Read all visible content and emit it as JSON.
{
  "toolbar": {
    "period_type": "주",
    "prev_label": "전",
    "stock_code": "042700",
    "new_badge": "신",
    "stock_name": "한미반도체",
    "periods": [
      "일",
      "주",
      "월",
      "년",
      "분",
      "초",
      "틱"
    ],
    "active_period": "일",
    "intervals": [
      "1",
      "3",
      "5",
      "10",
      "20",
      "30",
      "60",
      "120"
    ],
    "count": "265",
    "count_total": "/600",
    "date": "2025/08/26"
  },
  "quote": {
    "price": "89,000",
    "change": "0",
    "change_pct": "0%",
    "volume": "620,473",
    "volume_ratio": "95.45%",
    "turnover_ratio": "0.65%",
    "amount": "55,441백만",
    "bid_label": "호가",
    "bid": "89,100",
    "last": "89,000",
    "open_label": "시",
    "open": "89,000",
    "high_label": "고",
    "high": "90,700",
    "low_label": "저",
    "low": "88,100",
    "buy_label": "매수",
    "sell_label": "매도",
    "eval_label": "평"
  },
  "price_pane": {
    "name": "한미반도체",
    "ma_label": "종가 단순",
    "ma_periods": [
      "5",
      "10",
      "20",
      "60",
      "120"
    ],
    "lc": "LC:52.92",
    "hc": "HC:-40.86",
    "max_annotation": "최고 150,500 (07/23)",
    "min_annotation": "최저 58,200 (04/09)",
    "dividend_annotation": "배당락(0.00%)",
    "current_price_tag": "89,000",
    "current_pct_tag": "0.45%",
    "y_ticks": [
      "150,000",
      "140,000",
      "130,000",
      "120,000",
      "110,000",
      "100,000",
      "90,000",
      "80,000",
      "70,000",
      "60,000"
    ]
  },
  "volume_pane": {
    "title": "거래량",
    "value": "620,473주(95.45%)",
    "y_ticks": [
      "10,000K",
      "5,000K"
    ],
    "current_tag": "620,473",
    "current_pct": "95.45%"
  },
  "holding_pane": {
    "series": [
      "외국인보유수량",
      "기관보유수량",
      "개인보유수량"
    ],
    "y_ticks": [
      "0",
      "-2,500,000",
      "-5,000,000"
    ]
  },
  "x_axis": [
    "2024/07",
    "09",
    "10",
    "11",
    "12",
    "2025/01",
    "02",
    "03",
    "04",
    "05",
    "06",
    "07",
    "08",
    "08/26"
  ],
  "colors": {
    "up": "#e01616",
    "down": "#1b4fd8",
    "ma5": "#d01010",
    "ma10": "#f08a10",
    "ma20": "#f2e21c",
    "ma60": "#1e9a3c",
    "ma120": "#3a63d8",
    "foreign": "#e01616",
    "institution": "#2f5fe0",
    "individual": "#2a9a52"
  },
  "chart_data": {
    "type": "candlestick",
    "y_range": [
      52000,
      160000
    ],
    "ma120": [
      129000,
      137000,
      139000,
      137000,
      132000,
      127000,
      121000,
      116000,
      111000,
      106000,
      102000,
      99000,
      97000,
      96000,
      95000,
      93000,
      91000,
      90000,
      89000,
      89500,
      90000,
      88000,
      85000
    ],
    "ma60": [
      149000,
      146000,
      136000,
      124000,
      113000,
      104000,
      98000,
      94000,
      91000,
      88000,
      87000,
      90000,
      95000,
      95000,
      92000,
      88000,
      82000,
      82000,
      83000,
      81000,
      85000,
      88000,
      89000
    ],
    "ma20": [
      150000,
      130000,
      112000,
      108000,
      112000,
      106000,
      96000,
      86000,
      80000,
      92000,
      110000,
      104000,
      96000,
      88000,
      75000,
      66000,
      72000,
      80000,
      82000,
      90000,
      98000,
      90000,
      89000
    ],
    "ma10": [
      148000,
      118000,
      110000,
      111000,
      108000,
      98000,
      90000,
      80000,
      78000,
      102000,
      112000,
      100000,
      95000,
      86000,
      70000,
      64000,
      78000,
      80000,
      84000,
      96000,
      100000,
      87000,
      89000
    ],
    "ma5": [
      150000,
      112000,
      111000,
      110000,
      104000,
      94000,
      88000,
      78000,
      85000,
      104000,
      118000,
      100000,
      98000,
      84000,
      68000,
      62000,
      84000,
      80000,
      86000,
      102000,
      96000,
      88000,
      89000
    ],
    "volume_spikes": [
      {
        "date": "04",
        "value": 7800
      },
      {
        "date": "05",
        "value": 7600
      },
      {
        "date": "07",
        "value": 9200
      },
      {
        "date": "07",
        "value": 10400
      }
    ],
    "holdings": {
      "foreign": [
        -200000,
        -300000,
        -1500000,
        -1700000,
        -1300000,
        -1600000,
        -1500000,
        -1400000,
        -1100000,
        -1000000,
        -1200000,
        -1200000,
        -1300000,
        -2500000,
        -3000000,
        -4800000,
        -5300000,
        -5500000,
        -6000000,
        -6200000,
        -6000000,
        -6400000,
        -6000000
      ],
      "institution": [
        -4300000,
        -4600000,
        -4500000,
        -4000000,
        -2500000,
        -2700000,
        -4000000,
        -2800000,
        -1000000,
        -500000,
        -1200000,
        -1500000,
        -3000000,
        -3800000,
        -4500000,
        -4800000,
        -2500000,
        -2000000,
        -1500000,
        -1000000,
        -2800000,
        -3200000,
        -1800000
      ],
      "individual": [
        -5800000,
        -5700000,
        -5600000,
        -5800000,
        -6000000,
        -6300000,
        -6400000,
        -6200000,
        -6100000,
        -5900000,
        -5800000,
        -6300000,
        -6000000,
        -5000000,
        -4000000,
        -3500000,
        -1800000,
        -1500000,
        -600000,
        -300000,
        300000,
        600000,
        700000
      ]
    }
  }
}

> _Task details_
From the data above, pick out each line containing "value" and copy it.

> _Exercise answer_
    "value": "620,473주(95.45%)",
        "value": 7800
        "value": 7600
        "value": 9200
        "value": 10400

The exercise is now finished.